§ WORK TO COMPLETE: Would you reproduce the whole listing below without altering a single word?

§ INFORMATION:
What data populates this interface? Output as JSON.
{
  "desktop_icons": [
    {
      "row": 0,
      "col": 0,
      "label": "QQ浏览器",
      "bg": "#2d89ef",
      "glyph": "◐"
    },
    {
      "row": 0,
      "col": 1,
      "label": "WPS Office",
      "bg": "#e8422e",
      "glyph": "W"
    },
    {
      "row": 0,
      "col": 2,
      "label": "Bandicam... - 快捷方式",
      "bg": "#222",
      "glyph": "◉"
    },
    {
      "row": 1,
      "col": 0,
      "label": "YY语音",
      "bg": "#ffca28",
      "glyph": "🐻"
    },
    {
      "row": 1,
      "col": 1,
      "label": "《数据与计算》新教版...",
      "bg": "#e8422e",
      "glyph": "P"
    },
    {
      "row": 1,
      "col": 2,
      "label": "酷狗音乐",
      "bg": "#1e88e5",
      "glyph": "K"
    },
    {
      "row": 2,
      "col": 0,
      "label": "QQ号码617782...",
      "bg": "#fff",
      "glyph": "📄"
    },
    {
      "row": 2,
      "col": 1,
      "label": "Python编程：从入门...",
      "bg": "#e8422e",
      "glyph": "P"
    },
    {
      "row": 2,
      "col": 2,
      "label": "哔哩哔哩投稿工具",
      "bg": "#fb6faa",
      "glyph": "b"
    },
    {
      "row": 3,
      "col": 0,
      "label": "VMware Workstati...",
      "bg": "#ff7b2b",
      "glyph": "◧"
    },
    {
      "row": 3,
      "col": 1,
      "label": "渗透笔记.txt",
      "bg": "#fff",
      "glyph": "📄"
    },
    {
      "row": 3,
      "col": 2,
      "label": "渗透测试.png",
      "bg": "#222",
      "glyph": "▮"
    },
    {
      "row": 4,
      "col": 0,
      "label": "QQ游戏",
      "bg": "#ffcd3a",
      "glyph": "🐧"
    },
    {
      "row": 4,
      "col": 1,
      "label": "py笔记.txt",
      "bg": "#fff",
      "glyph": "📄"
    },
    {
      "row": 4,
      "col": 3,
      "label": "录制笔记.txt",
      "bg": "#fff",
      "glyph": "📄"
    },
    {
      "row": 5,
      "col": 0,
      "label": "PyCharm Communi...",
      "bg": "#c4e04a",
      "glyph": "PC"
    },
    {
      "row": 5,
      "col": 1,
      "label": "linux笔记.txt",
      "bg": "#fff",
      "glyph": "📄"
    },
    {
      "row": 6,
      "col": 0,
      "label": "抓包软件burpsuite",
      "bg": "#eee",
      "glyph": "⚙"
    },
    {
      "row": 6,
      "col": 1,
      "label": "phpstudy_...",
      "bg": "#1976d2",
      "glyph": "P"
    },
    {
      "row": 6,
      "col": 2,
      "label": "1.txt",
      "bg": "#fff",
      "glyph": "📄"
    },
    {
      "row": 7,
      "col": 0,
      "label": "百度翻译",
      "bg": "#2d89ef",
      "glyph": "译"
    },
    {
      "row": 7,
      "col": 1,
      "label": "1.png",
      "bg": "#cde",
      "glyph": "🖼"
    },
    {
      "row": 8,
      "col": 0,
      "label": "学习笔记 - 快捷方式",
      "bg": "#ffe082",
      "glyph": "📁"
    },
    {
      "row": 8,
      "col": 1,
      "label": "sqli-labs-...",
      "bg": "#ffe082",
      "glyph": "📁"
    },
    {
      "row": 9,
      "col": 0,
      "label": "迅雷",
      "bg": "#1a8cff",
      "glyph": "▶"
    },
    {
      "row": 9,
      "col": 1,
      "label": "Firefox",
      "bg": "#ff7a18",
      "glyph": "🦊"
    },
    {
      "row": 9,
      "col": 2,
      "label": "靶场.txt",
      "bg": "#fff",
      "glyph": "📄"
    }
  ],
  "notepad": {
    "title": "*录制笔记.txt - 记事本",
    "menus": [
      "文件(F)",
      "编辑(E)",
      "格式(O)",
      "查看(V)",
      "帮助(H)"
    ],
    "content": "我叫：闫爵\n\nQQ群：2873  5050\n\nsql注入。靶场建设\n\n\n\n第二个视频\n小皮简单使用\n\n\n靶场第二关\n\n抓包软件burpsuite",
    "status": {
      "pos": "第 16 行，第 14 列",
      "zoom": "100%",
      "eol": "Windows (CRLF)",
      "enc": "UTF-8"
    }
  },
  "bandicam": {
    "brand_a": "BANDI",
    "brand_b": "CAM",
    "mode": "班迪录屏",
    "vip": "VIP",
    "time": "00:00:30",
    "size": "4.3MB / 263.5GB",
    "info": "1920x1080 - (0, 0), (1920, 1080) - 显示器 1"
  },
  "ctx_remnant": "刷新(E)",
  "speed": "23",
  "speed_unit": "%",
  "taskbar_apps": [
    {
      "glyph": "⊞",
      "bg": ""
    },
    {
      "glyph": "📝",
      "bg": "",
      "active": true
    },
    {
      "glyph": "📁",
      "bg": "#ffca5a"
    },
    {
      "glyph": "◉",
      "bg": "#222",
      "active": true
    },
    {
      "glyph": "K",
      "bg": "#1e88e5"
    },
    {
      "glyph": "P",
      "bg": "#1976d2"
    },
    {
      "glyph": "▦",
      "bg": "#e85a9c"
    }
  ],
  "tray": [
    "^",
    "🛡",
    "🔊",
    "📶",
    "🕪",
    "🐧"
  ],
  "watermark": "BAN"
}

§ EXPECTED ANSWER:
What data populates this interface? Output as JSON.
{
  "desktop_icons": [
    {
      "row": 0,
      "col": 0,
      "label": "QQ浏览器",
      "bg": "#2d89ef",
      "glyph": "◐"
    },
    {
      "row": 0,
      "col": 1,
      "label": "WPS Office",
      "bg": "#e8422e",
      "glyph": "W"
    },
    {
      "row": 0,
      "col": 2,
      "label": "Bandicam... - 快捷方式",
      "bg": "#222",
      "glyph": "◉"
    },
    {
      "row": 1,
      "col": 0,
      "label": "YY语音",
      "bg": "#ffca28",
      "glyph": "🐻"
    },
    {
      "row": 1,
      "col": 1,
      "label": "《数据与计算》新教版...",
      "bg": "#e8422e",
      "glyph": "P"
    },
    {
      "row": 1,
      "col": 2,
      "label": "酷狗音乐",
      "bg": "#1e88e5",
      "glyph": "K"
    },
    {
      "row": 2,
      "col": 0,
      "label": "QQ号码617782...",
      "bg": "#fff",
      "glyph": "📄"
    },
    {
      "row": 2,
      "col": 1,
      "label": "Python编程：从入门...",
      "bg": "#e8422e",
      "glyph": "P"
    },
    {
      "row": 2,
      "col": 2,
      "label": "哔哩哔哩投稿工具",
      "bg": "#fb6faa",
      "glyph": "b"
    },
    {
      "row": 3,
      "col": 0,
      "label": "VMware Workstati...",
      "bg": "#ff7b2b",
      "glyph": "◧"
    },
    {
      "row": 3,
      "col": 1,
      "label": "渗透笔记.txt",
      "bg": "#fff",
      "glyph": "📄"
    },
    {
      "row": 3,
      "col": 2,
      "label": "渗透测试.png",
      "bg": "#222",
      "glyph": "▮"
    },
    {
      "row": 4,
      "col": 0,
      "label": "QQ游戏",
      "bg": "#ffcd3a",
      "glyph": "🐧"
    },
    {
      "row": 4,
      "col": 1,
      "label": "py笔记.txt",
      "bg": "#fff",
      "glyph": "📄"
    },
    {
      "row": 4,
      "col": 3,
      "label": "录制笔记.txt",
      "bg": "#fff",
      "glyph": "📄"
    },
    {
      "row": 5,
      "col": 0,
      "label": "PyCharm Communi...",
      "bg": "#c4e04a",
      "glyph": "PC"
    },
    {
      "row": 5,
      "col": 1,
      "label": "linux笔记.txt",
      "bg": "#fff",
      "glyph": "📄"
    },
    {
      "row": 6,
      "col": 0,
      "label": "抓包软件burpsuite",
      "bg": "#eee",
      "glyph": "⚙"
    },
    {
      "row": 6,
      "col": 1,
      "label": "phpstudy_...",
      "bg": "#1976d2",
      "glyph": "P"
    },
    {
      "row": 6,
      "col": 2,
      "label": "1.txt",
      "bg": "#fff",
      "glyph": "📄"
    },
    {
      "row": 7,
      "col": 0,
      "label": "百度翻译",
      "bg": "#2d89ef",
      "glyph": "译"
    },
    {
      "row": 7,
      "col": 1,
      "label": "1.png",
      "bg": "#cde",
      "glyph": "🖼"
    },
    {
      "row": 8,
      "col": 0,
      "label": "学习笔记 - 快捷方式",
      "bg": "#ffe082",
      "glyph": "📁"
    },
    {
      "row": 8,
      "col": 1,
      "label": "sqli-labs-...",
      "bg": "#ffe082",
      "glyph": "📁"
    },
    {
      "row": 9,
      "col": 0,
      "label": "迅雷",
      "bg": "#1a8cff",
      "glyph": "▶"
    },
    {
      "row": 9,
      "col": 1,
      "label": "Firefox",
      "bg": "#ff7a18",
      "glyph": "🦊"
    },
    {
      "row": 9,
      "col": 2,
      "label": "靶场.txt",
      "bg": "#fff",
      "glyph": "📄"
    }
  ],
  "notepad": {
    "title": "*录制笔记.txt - 记事本",
    "menus": [
      "文件(F)",
      "编辑(E)",
      "格式(O)",
      "查看(V)",
      "帮助(H)"
    ],
    "content": "我叫：闫爵\n\nQQ群：2873  5050\n\nsql注入。靶场建设\n\n\n\n第二个视频\n小皮简单使用\n\n\n靶场第二关\n\n抓包软件burpsuite",
    "status": {
      "pos": "第 16 行，第 14 列",
      "zoom": "100%",
      "eol": "Windows (CRLF)",
      "enc": "UTF-8"
    }
  },
  "bandicam": {
    "brand_a": "BANDI",
    "brand_b": "CAM",
    "mode": "班迪录屏",
    "vip": "VIP",
    "time": "00:00:30",
    "size": "4.3MB / 263.5GB",
    "info": "1920x1080 - (0, 0), (1920, 1080) - 显示器 1"
  },
  "ctx_remnant": "刷新(E)",
  "speed": "23",
  "speed_unit": "%",
  "taskbar_apps": [
    {
      "glyph": "⊞",
      "bg": ""
    },
    {
      "glyph": "📝",
      "bg": "",
      "active": true
    },
    {
      "glyph": "📁",
      "bg": "#ffca5a"
    },
    {
      "glyph": "◉",
      "bg": "#222",
      "active": true
    },
    {
      "glyph": "K",
      "bg": "#1e88e5"
    },
    {
      "glyph": "P",
      "bg": "#1976d2"
    },
    {
      "glyph": "▦",
      "bg": "#e85a9c"
    }
  ],
  "tray": [
    "^",
    "🛡",
    "🔊",
    "📶",
    "🕪",
    "🐧"
  ],
  "watermark": "BAN"
}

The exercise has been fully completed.